This is for all professionals working with Invisible Girls: The Truth About Sexual Abuse with their young female clients.

Two years after publishing Invisible Girls, and hundreds of emails as well as feedback and requests from workshops, my clients, friends, professionals, I have been asked to put together a guide to complement the psychological work survivors are doing with Invisible Girls. What I share here are ideas and ways girls themselves have told me the book works for them. Please consult this guide and tweak it, bend it, embrace it, whatever works best for you.

I hear from a lot of girls that they are jumping into the book at various points. If you can, advise your clients to start at the beginning. I wrote the book in four sections so that it takes the reader on a journey, with a distinct beginning, middle, and end. The Introduction, and Parts One and Two pave a road to healing and safety. Part One is like putting on your life preserver and Part Two proves you can get through the waters safely and survive. By the time the reader reaches Part Three her life preserver is securely fastened and she has the support to get through and navigate the muddy waters of her own experiences.

Warn them in advance that the book may trigger them — that reading about other abuse survivors may bring up lots of old material and feelings — and that they should not try to rush their way through it.

You may suggest that your client read a chapter on a kind of abuse that she did not experience so that she initially has some distance and can develop empathy, which can help tighten up the fasteners on the preserver (building defense mechanisms), as she sees that other girls have suffered and clearly the abuse was not their fault.

By reading about other girls' experiences, the survivor can slowly begin to realize that perhaps her abuse was not her fault. There will always be a girl who feels she suffered more than any of the girls in the book (and perhaps

she has), and there will be girls who feel they have suffered much less and therefore do not have the right to their feelings. I would encourage you to point out that there are no measurements to pain. Any unwanted touch is abuse. But again, beginning with empathy for another girl can often allow the reader to slowly bring herself that same empathy.


Some other ideas for working through the book:


◊  ask your client to bring in the section she most resonates with and develop therapy around that section

◊  develop a conversation around the "Lolita Complex"

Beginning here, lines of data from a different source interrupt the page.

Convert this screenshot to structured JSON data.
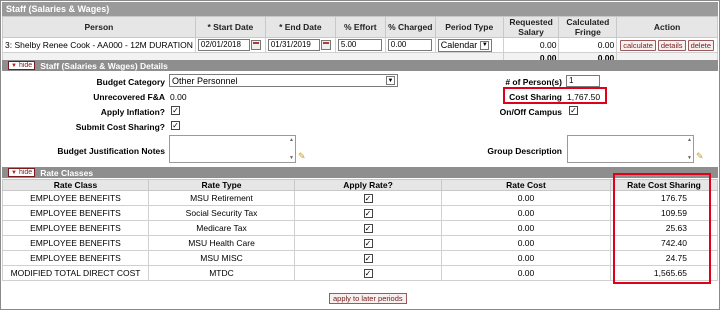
{
  "staff_section": {
    "title": "Staff (Salaries & Wages)",
    "columns": [
      "Person",
      "* Start Date",
      "* End Date",
      "% Effort",
      "% Charged",
      "Period Type",
      "Requested Salary",
      "Calculated Fringe",
      "Action"
    ],
    "row": {
      "person": "3: Shelby Renee Cook - AA000 - 12M DURATION",
      "start_date": "02/01/2018",
      "end_date": "01/31/2019",
      "effort": "5.00",
      "charged": "0.00",
      "period_type": "Calendar",
      "requested_salary": "0.00",
      "calculated_fringe": "0.00",
      "actions": [
        "calculate",
        "details",
        "delete"
      ]
    },
    "totals": {
      "requested_salary": "0.00",
      "calculated_fringe": "0.00"
    }
  },
  "details_section": {
    "hide_label": "hide",
    "title": "Staff (Salaries & Wages) Details",
    "budget_category_label": "Budget Category",
    "budget_category_value": "Other Personnel",
    "num_persons_label": "# of Person(s)",
    "num_persons_value": "1",
    "unrecovered_fa_label": "Unrecovered F&A",
    "unrecovered_fa_value": "0.00",
    "cost_sharing_label": "Cost Sharing",
    "cost_sharing_value": "1,767.50",
    "apply_inflation_label": "Apply Inflation?",
    "on_off_campus_label": "On/Off Campus",
    "submit_cost_sharing_label": "Submit Cost Sharing?",
    "budget_justification_label": "Budget Justification Notes",
    "group_description_label": "Group Description"
  },
  "rate_section": {
    "hide_label": "hide",
    "title": "Rate Classes",
    "columns": [
      "Rate Class",
      "Rate Type",
      "Apply Rate?",
      "Rate Cost",
      "Rate Cost Sharing"
    ],
    "rows": [
      {
        "rate_class": "EMPLOYEE BENEFITS",
        "rate_type": "MSU Retirement",
        "apply": true,
        "rate_cost": "0.00",
        "rate_cost_sharing": "176.75"
      },
      {
        "rate_class": "EMPLOYEE BENEFITS",
        "rate_type": "Social Security Tax",
        "apply": true,
        "rate_cost": "0.00",
        "rate_cost_sharing": "109.59"
      },
      {
        "rate_class": "EMPLOYEE BENEFITS",
        "rate_type": "Medicare Tax",
        "apply": true,
        "rate_cost": "0.00",
        "rate_cost_sharing": "25.63"
      },
      {
        "rate_class": "EMPLOYEE BENEFITS",
        "rate_type": "MSU Health Care",
        "apply": true,
        "rate_cost": "0.00",
        "rate_cost_sharing": "742.40"
      },
      {
        "rate_class": "EMPLOYEE BENEFITS",
        "rate_type": "MSU MISC",
        "apply": true,
        "rate_cost": "0.00",
        "rate_cost_sharing": "24.75"
      },
      {
        "rate_class": "MODIFIED TOTAL DIRECT COST",
        "rate_type": "MTDC",
        "apply": true,
        "rate_cost": "0.00",
        "rate_cost_sharing": "1,565.65"
      }
    ],
    "apply_later_label": "apply to later periods"
  },
  "colors": {
    "highlight": "#e0001a",
    "section_bar": "#8e8e8e",
    "button_text": "#7a1b1b"
  },
  "icons": [
    "calendar-icon",
    "dropdown-arrow-icon",
    "checkbox-checked-icon",
    "pencil-icon",
    "collapse-triangle-icon"
  ]
}
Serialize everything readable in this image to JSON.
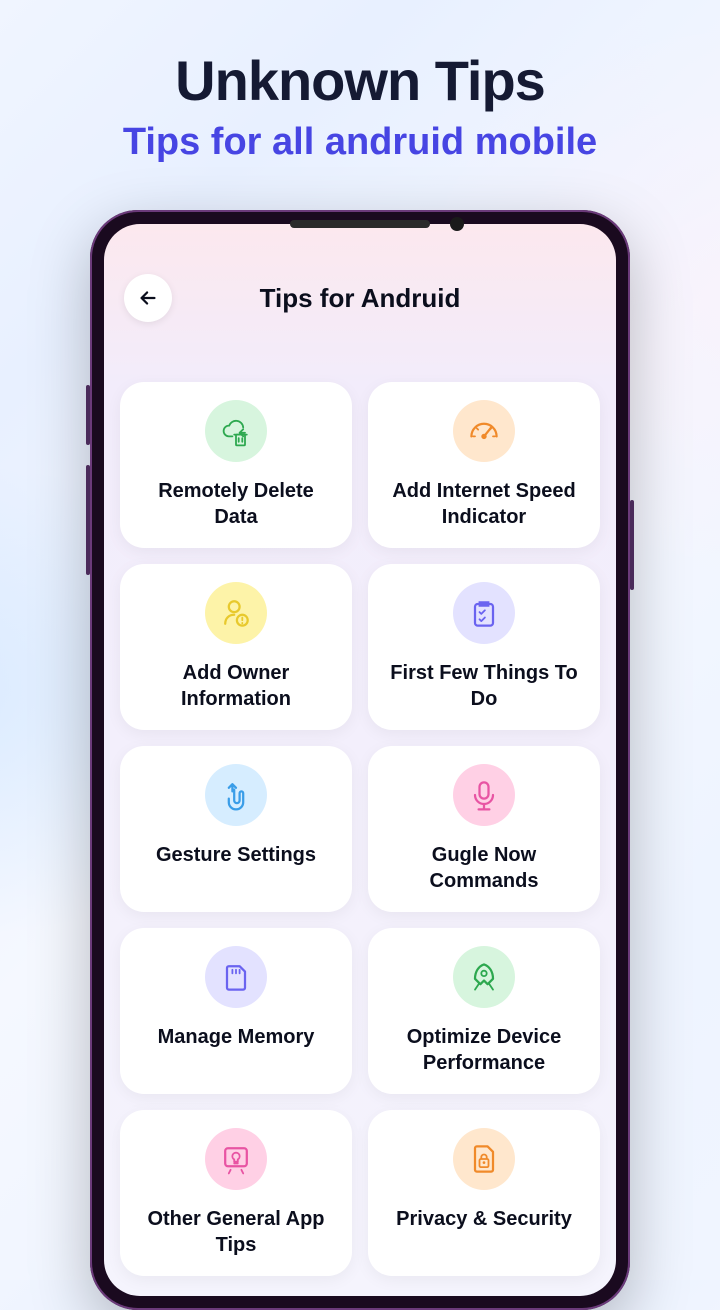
{
  "header": {
    "title": "Unknown Tips",
    "subtitle": "Tips for all andruid mobile"
  },
  "app": {
    "title": "Tips for Andruid"
  },
  "tips": [
    {
      "label": "Remotely Delete Data",
      "icon": "cloud-delete",
      "bg": "#d7f5de",
      "fg": "#2da84f"
    },
    {
      "label": "Add Internet Speed Indicator",
      "icon": "gauge",
      "bg": "#ffe7cd",
      "fg": "#f08a2a"
    },
    {
      "label": "Add Owner Information",
      "icon": "user-info",
      "bg": "#fdf3a8",
      "fg": "#e8c92d"
    },
    {
      "label": "First Few Things To Do",
      "icon": "checklist",
      "bg": "#e3e2ff",
      "fg": "#6a63f0"
    },
    {
      "label": "Gesture Settings",
      "icon": "gesture",
      "bg": "#d6edff",
      "fg": "#3a9de8"
    },
    {
      "label": "Gugle Now Commands",
      "icon": "mic",
      "bg": "#ffd0e5",
      "fg": "#e854a3"
    },
    {
      "label": "Manage Memory",
      "icon": "sdcard",
      "bg": "#e3e2ff",
      "fg": "#6a63f0"
    },
    {
      "label": "Optimize Device Performance",
      "icon": "rocket",
      "bg": "#d7f5de",
      "fg": "#2da84f"
    },
    {
      "label": "Other General App Tips",
      "icon": "lightbulb",
      "bg": "#ffd0e5",
      "fg": "#e854a3"
    },
    {
      "label": "Privacy & Security",
      "icon": "lock-file",
      "bg": "#ffe7cd",
      "fg": "#f08a2a"
    }
  ]
}
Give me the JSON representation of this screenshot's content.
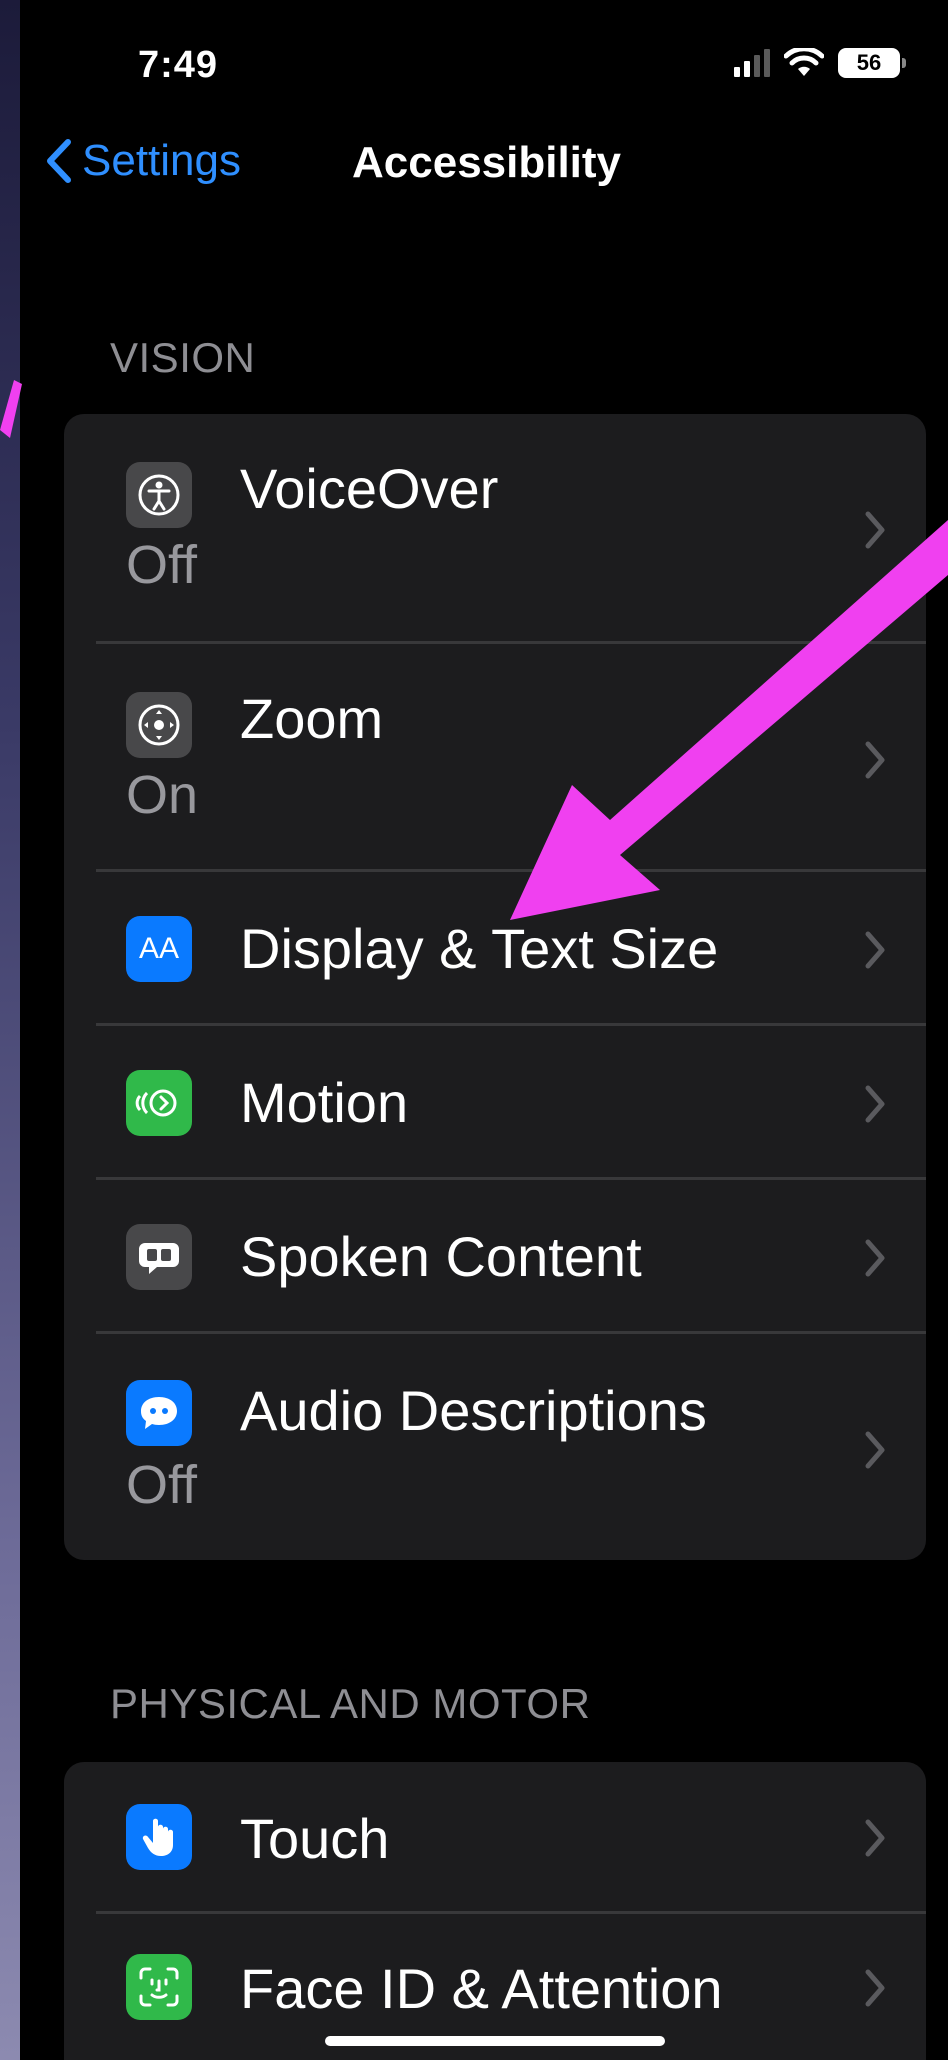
{
  "status_bar": {
    "time": "7:49",
    "battery": "56"
  },
  "nav": {
    "back_label": "Settings",
    "title": "Accessibility"
  },
  "sections": {
    "vision": {
      "header": "VISION",
      "rows": [
        {
          "label": "VoiceOver",
          "value": "Off",
          "icon": "voiceover-icon",
          "icon_bg": "#48484a"
        },
        {
          "label": "Zoom",
          "value": "On",
          "icon": "zoom-icon",
          "icon_bg": "#48484a"
        },
        {
          "label": "Display & Text Size",
          "icon": "display-text-size-icon",
          "icon_glyph": "AA",
          "icon_bg": "#0a7aff"
        },
        {
          "label": "Motion",
          "icon": "motion-icon",
          "icon_bg": "#30b94a"
        },
        {
          "label": "Spoken Content",
          "icon": "spoken-content-icon",
          "icon_bg": "#48484a"
        },
        {
          "label": "Audio Descriptions",
          "value": "Off",
          "icon": "audio-descriptions-icon",
          "icon_bg": "#0a7aff"
        }
      ]
    },
    "physical_motor": {
      "header": "PHYSICAL AND MOTOR",
      "rows": [
        {
          "label": "Touch",
          "icon": "touch-icon",
          "icon_bg": "#0a7aff"
        },
        {
          "label": "Face ID & Attention",
          "icon": "face-id-icon",
          "icon_bg": "#30b94a"
        }
      ]
    }
  },
  "colors": {
    "accent": "#2f8fff",
    "annotation_arrow": "#f040f0",
    "cell_bg": "#1c1c1e",
    "secondary_text": "#98989d"
  }
}
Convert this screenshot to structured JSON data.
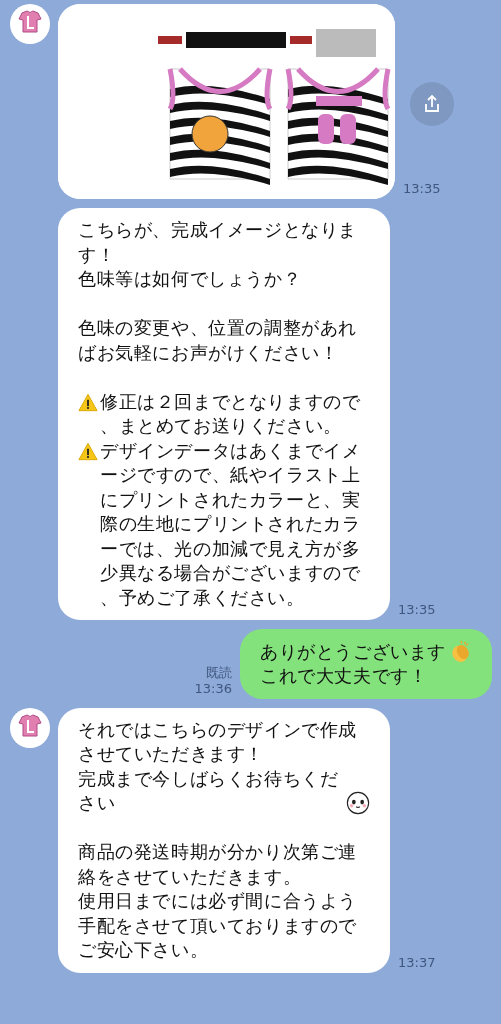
{
  "messages": [
    {
      "kind": "image",
      "avatar": true,
      "time": "13:35"
    },
    {
      "kind": "text",
      "avatar": false,
      "time": "13:35",
      "paragraphs": [
        {
          "kind": "plain",
          "text": "こちらが、完成イメージとなります！"
        },
        {
          "kind": "plain",
          "text": "色味等は如何でしょうか？"
        },
        {
          "kind": "gap"
        },
        {
          "kind": "plain",
          "text": "色味の変更や、位置の調整があればお気軽にお声がけください！"
        },
        {
          "kind": "gap"
        },
        {
          "kind": "warning",
          "text": "修正は２回までとなりますので、まとめてお送りください。"
        },
        {
          "kind": "warning",
          "text": "デザインデータはあくまでイメージですので、紙やイラスト上にプリントされたカラーと、実際の生地にプリントされたカラーでは、光の加減で見え方が多少異なる場合がございますので、予めご了承ください。"
        }
      ]
    },
    {
      "kind": "sent",
      "read": "既読",
      "time": "13:36",
      "paragraphs": [
        {
          "kind": "emoji_end",
          "text": "ありがとうございます"
        },
        {
          "kind": "plain",
          "text": "これで大丈夫です！"
        }
      ]
    },
    {
      "kind": "text",
      "avatar": true,
      "time": "13:37",
      "paragraphs": [
        {
          "kind": "plain",
          "text": "それではこちらのデザインで作成させていただきます！"
        },
        {
          "kind": "emoji_end",
          "text": "完成まで今しばらくお待ちください"
        },
        {
          "kind": "gap"
        },
        {
          "kind": "plain",
          "text": "商品の発送時期が分かり次第ご連絡をさせていただきます。"
        },
        {
          "kind": "plain",
          "text": "使用日までには必ず間に合うよう手配をさせて頂いておりますのでご安心下さい。"
        }
      ]
    }
  ]
}
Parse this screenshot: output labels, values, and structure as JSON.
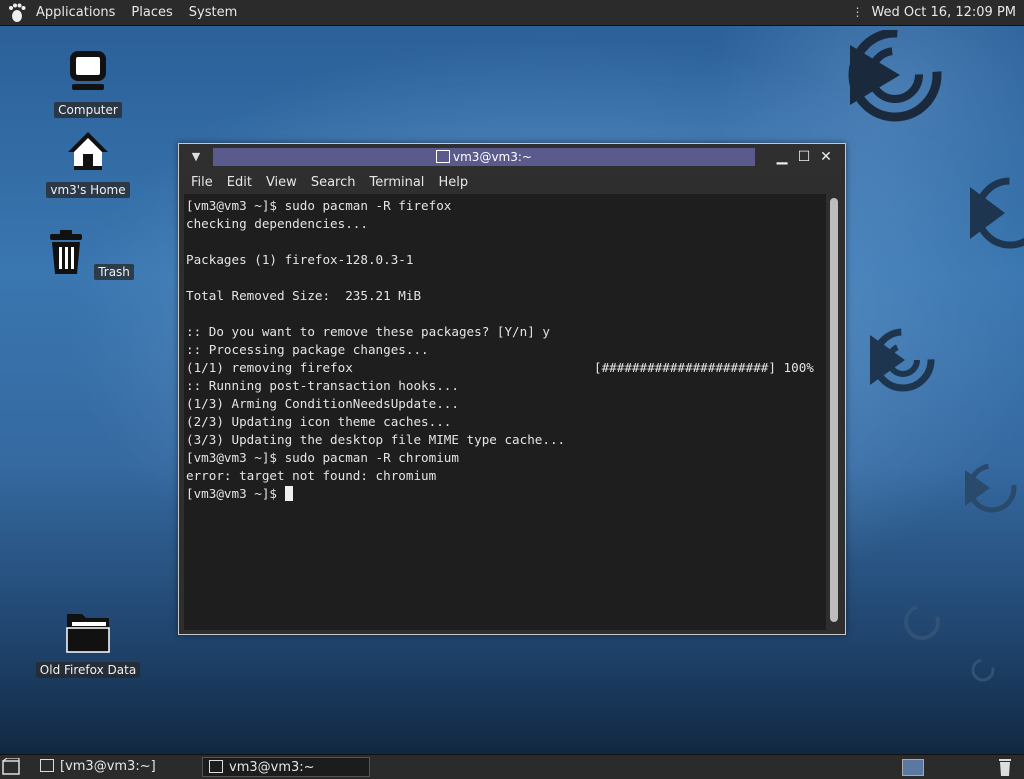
{
  "top_panel": {
    "menus": [
      "Applications",
      "Places",
      "System"
    ],
    "clock": "Wed Oct 16, 12:09 PM"
  },
  "desktop": {
    "icons": [
      {
        "label": "Computer",
        "icon": "computer-icon"
      },
      {
        "label": "vm3's Home",
        "icon": "home-icon"
      },
      {
        "label": "Trash",
        "icon": "trash-icon"
      },
      {
        "label": "Old Firefox Data",
        "icon": "folder-icon"
      }
    ]
  },
  "window": {
    "title": "vm3@vm3:~",
    "menus": [
      "File",
      "Edit",
      "View",
      "Search",
      "Terminal",
      "Help"
    ],
    "lines": [
      "[vm3@vm3 ~]$ sudo pacman -R firefox",
      "checking dependencies...",
      "",
      "Packages (1) firefox-128.0.3-1",
      "",
      "Total Removed Size:  235.21 MiB",
      "",
      ":: Do you want to remove these packages? [Y/n] y",
      ":: Processing package changes...",
      "(1/1) removing firefox",
      ":: Running post-transaction hooks...",
      "(1/3) Arming ConditionNeedsUpdate...",
      "(2/3) Updating icon theme caches...",
      "(3/3) Updating the desktop file MIME type cache...",
      "[vm3@vm3 ~]$ sudo pacman -R chromium",
      "error: target not found: chromium",
      "[vm3@vm3 ~]$ "
    ],
    "progress_text": "[######################] 100%",
    "progress_value": 100
  },
  "taskbar": {
    "tasks": [
      "[vm3@vm3:~]",
      "vm3@vm3:~"
    ]
  },
  "colors": {
    "title_bg": "#5a5a8c",
    "terminal_bg": "#1e1e1e",
    "panel_bg": "#2b2b2b"
  }
}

◊  write a therapeutic letter releasing anger

◊  read sections from the book together

◊  journal together reactions to sections

◊  go through the "Ask Dr. Patti" section -ask if there are any more unanswered questions

◊  give encouragement and permission to stop reading when/if it gets overwhelming


Therapeutic Goals:

To stop feeling isolated
To not feel guilty about abuse
To learn how to cope
To rid themselves of shame
To build safe relationships
To feel safer and smarter regarding date rape
To forgive themselves
To negotiate their relationship with their mother
To relieve some physical symptoms
To develop pride and self esteem
To improve body image
To stop self-harming
To develop and/or know their support system
To find a safety net
To develop or re-discover creative releases
To believe their abuser can no longer hurt them
To be in touch with their physicality and sexuality
To develop healthy loving intimate relationships


One of the trickiest goals of the work of recovery is to negotiate the relationship with the mother. It is a rare case where incest occurs in a home with a mother who is emotionally healthy, unconditionally loving, and personally evolved around her own sexuality. Therefore, the relationship with the mother is often the most painful and difficult for particularly the incest survivor to come to any kind of terms with. But Invisible Girls can be grist for the mill on this topic, helping girls come to terms with the fact that they were not protected by their mothers and/or other adults around them. They learn what they can and cannot get out of those relationships. They can begin to forgive themselves when they look at their relationships with the adults who were there to protect them, often highlighting the mother- daughter relationship in context of their sexual abuse.


Here are just a few quotes from emails I have received from girls and women around the world:

"My therapist got me your book and for the first time I am realizing it is not my fault. I feel such love for the girls in the book."

"I read your book and I told my mum and she hugged me and told me she loved me. I can do anything now."

"After I read your book I told my mom about my uncle, because he started molesting my sister. He is in jail now."

"I read your book and I wanted to thank you for writing it and making these stories and insights available. I would have never been able to write, vocalize or paint what I had experienced if not for the book."

"My 16-year-old daughter just told us her cousin molested her when she was 6-years- old. Your book has saved our entire family in getting through this."

"I read your book and now understand my girlfriend. We were breaking up, but now more than ever I want to be there for her."


Invisible Girls is making waves because it is making sexual abuse visible all over the world. The most important things you can do are to just be there with your clients while they read the book, encourage them to speak out and tell their stories, and support them on their healing journey.


Love, Dr. Patti — www.GirlThrive.com